“Oscar was my only outlet. Dogs are great at knowing when you have emotional needs.”
‘I have regained my independence.’
For some people, dogs can be a lifeline. Talya Hambling, 19, lives with a range of medical conditions including Ehlers Danlos Syndrome (EDS). As such, she requires support from her loyal Golden Doodle called Coby, who was trained through the charity Dog A.I.D.
Talya lives with chronic pain and suffers from blackouts, hot flashes, shakes, loss of vision and heart palpitations. As such she relies on her dog to bring her medication, find her phone, fetch water and pick up any items she might drop (so her dizziness isn’t exacerbated by leaning down).
“The difference I have felt since having Coby in my life is incredible,” she says. “I’m so much more confident going out alone now and no longer feel the need to rely on others just to leave the house.

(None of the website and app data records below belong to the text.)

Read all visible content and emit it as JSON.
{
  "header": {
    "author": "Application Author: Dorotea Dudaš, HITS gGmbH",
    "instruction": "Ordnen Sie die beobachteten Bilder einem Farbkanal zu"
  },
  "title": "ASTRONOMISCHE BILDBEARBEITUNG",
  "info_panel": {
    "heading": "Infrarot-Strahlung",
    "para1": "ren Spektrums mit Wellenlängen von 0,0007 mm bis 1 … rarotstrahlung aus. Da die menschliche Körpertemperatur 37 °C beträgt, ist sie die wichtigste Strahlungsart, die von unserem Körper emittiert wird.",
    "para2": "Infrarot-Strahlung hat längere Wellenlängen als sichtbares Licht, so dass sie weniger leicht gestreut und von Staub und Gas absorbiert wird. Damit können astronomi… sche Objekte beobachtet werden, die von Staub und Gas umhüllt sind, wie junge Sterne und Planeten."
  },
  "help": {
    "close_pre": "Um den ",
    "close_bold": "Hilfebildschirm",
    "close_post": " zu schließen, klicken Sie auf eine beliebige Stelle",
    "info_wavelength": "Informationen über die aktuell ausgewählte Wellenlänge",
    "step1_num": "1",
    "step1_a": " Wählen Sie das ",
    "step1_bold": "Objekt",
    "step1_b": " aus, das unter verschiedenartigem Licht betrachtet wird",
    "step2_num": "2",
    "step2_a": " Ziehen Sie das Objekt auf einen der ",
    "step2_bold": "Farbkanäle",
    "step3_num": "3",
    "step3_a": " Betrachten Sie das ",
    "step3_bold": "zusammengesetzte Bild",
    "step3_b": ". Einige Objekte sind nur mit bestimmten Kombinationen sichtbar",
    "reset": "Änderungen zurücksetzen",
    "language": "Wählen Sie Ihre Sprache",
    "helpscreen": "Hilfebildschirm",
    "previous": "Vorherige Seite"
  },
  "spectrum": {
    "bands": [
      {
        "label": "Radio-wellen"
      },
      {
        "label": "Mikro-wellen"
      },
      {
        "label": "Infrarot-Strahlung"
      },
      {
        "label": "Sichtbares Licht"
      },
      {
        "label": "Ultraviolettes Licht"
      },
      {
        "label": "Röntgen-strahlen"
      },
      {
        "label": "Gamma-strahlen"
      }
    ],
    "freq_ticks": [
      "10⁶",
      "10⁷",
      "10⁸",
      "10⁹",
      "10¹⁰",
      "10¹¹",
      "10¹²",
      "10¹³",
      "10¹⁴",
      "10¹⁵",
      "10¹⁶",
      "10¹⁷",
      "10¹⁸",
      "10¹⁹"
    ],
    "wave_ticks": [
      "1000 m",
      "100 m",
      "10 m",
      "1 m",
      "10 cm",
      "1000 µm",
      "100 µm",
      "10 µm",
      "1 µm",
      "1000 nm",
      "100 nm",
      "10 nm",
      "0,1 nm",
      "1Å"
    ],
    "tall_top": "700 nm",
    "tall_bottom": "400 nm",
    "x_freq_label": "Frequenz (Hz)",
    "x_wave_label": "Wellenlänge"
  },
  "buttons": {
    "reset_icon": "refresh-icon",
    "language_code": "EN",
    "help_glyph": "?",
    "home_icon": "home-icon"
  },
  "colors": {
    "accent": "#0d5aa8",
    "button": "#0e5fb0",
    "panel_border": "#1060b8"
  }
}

“I am far happier, less anxious and truly feel I have regained my independence because Coby is there to not only calm me down but to help me physically as well.”
‘A morning walk with him does wonders for my mindset.’
For some, having a dog has been life-changing – not just on a personal level, but also for their relationships with others. Jasmine Granton struggles with anxiety and depression.
She would struggle when her partner was away with work or social events, she reflects: “It actually made me hold him back from doing things as I couldn’t face being alone for long periods.”
But since adopting her 12-year-old staffie Tai, she says she feels so much happier – even when alone.
“He’s comforting, funny and picks my mood up when I’m low,” Jasmine says. “He knows when I’m sad, I’m sure of that, and always pops his head on my leg when I’m sobbing about something or other.”
He also gives her a sense of purpose, she notes, as she can’t just stay in bed. “He needs me, he needs his walk, he needs his food,” she says. “I have no choice but to be active... and a morning walk with him does wonders for my mindset.
“It’s hard to explain how much he’s done for me. I love him more than anything in the world.”
‘He’s given me a reason to get out of bed.’
At the end of 2017, Yasmin Thomas’s life turned upside down when her boyfriend and grandfather passed away within weeks of one another.
“As you can imagine it was quite a depressing time,” she says. Being an only child, her mum persuaded her to get a dog for company and comfort – so she adopted Ziggy from Battersea Dogs Home.
“I’ve been trying to get a graduate job and unfortunately haven’t been successful,” says the 24-year-old from Hackney, London. “Ziggy has been very therapeutic for me to have around through my grief and search for a job.
“He’s literally given me a reason to get out of bed some days.”